As you’ve probably noticed, what we really want is that the reader doesn’t read. The less the reader needs to read to understand the content of the text, the better. The next step is making sure that the text:

  • is divided into several paragraphs (2-3 sentences per paragraph);
  • has several subheadings.

This helps the reader get acquainted and skim the text. It is more difficult to read line-by-line on a screen if there are a lot of lines of text together. The same rule applies to subheadings; they have to indicate what the following paragraph is about.

Bulleted Lists Are Quicker to Read

Comma-separated lists are also difficult to read on a screen and, where possible, you should preferably define lists in clear and concise bulleted lists. This also makes it easier for the reader to get acquainted with the entire body text. It also helps ensure that important information will be read.

Compare “Your Web site will be easy to find, user-friendly, easy to understand, visible in search engines, accessible, and quality assured according to standards.” with:

Your Web site will be:

  • easy to find
  • user-friendly
  • easy to understand
  • visible in search engines
  • accessible
  • quality assured according to standards.

Your text often links to other content. It is extremely important that the links mediate where they lead, so that they support and help the reader as intended.

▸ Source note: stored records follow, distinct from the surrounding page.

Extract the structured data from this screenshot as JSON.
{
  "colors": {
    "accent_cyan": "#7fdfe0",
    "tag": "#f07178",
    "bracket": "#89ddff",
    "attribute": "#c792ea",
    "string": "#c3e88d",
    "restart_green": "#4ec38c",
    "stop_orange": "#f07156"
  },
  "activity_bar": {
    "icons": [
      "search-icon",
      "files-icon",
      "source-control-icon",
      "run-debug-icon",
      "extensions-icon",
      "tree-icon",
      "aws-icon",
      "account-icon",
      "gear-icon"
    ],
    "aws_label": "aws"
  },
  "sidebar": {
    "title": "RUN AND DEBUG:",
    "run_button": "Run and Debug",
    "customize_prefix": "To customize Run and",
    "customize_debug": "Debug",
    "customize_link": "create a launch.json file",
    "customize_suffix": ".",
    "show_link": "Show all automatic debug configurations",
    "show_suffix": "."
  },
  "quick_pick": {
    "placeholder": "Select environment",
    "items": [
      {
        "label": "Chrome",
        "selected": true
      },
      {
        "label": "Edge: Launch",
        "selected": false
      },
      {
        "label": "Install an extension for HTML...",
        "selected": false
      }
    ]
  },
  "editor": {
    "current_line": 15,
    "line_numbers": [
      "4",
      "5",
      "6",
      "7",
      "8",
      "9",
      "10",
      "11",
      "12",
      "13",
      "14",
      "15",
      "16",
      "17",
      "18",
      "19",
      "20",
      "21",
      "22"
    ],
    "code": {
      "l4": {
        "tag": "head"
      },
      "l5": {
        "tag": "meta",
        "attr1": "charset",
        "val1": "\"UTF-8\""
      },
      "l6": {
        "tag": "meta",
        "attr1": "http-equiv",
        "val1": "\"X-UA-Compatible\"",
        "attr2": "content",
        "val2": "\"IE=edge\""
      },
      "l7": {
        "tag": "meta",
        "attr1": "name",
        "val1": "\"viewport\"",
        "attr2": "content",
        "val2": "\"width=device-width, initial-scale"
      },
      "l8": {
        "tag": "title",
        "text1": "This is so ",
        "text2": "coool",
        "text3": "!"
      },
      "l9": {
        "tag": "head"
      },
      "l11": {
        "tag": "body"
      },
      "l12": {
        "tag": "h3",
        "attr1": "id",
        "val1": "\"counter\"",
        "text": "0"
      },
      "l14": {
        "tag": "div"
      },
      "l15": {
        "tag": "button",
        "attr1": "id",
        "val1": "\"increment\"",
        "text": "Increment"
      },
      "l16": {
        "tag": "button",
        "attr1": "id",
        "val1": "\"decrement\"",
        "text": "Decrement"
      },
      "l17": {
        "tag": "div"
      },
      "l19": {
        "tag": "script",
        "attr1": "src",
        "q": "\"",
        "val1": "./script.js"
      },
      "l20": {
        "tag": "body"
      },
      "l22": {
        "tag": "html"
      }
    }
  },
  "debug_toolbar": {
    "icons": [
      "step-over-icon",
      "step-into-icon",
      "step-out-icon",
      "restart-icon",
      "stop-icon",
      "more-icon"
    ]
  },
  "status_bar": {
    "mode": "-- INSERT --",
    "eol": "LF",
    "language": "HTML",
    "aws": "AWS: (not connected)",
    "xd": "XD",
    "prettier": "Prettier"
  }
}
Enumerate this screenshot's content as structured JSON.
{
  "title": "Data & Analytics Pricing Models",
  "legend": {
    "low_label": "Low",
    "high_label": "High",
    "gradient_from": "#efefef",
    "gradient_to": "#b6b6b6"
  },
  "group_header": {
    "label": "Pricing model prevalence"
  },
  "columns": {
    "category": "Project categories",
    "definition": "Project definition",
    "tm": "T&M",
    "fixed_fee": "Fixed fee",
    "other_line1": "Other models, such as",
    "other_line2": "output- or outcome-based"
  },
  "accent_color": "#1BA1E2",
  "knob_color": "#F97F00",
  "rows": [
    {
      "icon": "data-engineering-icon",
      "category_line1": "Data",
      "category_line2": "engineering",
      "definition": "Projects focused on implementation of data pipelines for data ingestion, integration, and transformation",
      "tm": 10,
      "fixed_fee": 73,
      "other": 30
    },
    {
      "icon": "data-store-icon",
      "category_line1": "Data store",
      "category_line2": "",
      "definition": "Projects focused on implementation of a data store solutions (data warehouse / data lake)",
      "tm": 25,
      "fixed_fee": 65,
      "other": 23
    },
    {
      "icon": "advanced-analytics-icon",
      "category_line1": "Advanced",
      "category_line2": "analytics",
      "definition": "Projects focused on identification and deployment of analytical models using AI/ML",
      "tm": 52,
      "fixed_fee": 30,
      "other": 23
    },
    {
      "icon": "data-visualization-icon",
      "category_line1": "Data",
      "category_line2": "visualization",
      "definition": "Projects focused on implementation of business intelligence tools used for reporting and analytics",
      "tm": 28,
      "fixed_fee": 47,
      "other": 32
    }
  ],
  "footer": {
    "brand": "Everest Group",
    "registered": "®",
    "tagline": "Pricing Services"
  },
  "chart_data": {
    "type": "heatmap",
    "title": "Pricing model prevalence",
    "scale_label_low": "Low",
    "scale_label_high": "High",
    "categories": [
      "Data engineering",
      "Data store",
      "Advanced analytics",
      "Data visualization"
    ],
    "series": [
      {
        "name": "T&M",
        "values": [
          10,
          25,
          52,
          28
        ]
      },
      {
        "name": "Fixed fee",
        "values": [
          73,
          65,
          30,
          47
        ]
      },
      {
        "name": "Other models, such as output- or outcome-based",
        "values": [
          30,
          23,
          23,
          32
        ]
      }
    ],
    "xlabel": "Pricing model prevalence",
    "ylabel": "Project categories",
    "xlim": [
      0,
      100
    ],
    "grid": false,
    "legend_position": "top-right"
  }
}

There is one rule of thumb; if the page or document you are linking to has a title, use the title as the link text. This reassures the reader that they have come to the right place and reproduces the page’s subject. There is a risk, of course, that the title may sometimes not be enough to describe the content. In this case you should use the original title with some extra text.

For example:

Just like long headings, there’s nothing wrong with long links.

If it is not possible to use this kind of link text in the context you are writing, the TITLE attribute should be used for links. This shows a descriptive text when you position the mouse pointer over the link, and can be read by screen readers (usually not automatically but on demand). This may not be your responsibility, as it could potentially involve some coding depending on your publishing tool, but you should know about it to be able to pass on the requirement. It may look like this: (test by activating the link via keyboard or hovering the cursor over the link):

  • Last week I read a good article, which inspired me to write simpler texts on the Web.

The TITLE attribute works well with search engines, certain read-aloud Web browsers and for uncertain readers that prefer information about where the link leads before clicking it. But remember that the TITLE-attribute is the second-best solution.

Text Length

Well it’s time to round off. Otherwise, there’s a risk that the text will be too long. In this case, read the text again, delete, shorten and create bulleted lists. Ask others for help and keep your text under 500 words (rule of thumb, not law).

If you really have to write a long text (like a thesis), divide it into several pages with one subject/section per page. Write clear headings on each page and allow the reader to navigate to any page based on the heading.

Writing With a Personal Touch

Once you’ve mastered the digital text, one of the most important things is daring to write in a personal tone of voice. Texts with a personal touch are more fun to read, more engaging and the text is more memorable compared with others.

And, as you see, writing with a personal touch lets you get away with longer texts!

This article was originally Published on in 2005. I republished it here after it fell off the Internet.